By Teresa Conrivk
It was just in May that I reported on the very miraculous news that peanut allergies were being cured by the use of Lactobacillus Rhamnosus:
A strain of probiotic bacteria could offer a cure for potentially fatal peanut allergies, according to scientists in Australia. The breakthrough followed a trial in which a group of children were given increasing amounts of peanut flour, along with a probiotic called Lactobacillus rhamnosus, over an 18-month period. About 80 per cent of the children who had peanut allergies were subsequently able to tolerate peanuts.
I'm happy to report that new research is showing that the same bacteria strain has shown to be curing MILK allergies:
Probiotic formula reverses cow's milk allergies by changing gut bacteria of infants
- There has been an unprecedented increase in food allergies in developed countries, rising by as much as 20 percent in the past decade. Allergy to cow's milk is one of the most common, occurring in up to three percent of children worldwide.
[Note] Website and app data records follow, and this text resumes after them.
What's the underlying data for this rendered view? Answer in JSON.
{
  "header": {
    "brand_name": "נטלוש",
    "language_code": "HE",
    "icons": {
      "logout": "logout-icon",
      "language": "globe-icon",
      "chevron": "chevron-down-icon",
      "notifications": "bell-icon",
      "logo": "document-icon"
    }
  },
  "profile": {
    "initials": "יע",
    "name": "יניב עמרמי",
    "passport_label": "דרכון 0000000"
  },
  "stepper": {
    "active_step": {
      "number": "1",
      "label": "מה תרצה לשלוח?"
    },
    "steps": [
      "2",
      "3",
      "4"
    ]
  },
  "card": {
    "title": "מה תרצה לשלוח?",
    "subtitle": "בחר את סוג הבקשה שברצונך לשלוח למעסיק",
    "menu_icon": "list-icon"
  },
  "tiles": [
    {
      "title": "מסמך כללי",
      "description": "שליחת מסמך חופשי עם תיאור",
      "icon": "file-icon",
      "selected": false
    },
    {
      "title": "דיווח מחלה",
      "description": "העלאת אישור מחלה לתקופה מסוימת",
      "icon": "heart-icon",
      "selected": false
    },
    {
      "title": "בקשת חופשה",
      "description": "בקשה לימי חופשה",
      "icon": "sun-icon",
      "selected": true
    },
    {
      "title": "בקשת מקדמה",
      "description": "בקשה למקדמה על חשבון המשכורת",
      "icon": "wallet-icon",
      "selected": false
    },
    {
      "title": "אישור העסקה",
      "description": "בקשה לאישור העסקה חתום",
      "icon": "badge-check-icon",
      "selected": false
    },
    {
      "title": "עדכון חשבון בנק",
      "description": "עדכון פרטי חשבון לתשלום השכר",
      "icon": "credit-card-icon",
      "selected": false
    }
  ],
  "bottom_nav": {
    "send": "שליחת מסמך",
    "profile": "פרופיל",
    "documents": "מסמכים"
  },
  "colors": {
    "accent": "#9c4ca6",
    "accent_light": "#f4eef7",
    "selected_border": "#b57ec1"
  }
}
- Emerging evidence suggests that modern environmental influences, including widespread antibiotic use, high-fat and low-fiber diets, reduced exposure to infectious diseases [ do they mean due to use of vaccines?] , Caesarean birth and formula feeding have altered the mutually beneficial relationship between humans and the bacteria that live in our gastrointestinal tract.
- ... infants with cow's milk allergy who are fed formula containing a form of the milk protein casein, supplemented with the probiotic bacterial species Lactobacillus rhamnosus GG (LGG), develop tolerance at higher rates than those treated with a non-probiotic formula.
- "This suggests a novel mechanism by which commensal bacteria regulate allergic responses to food."
- Overall, the gut microbiome of infants with a cow's milk allergy was significantly different than healthy controls, suggesting that differences in the structure of the bacterial community indeed influence the development of allergies.
- "The ability to identify bacterial strains that could be used as novel therapeutics for treating food allergies is a fundamental advance,"
Teresa Conrick is Contributing Editor to Age of Autism.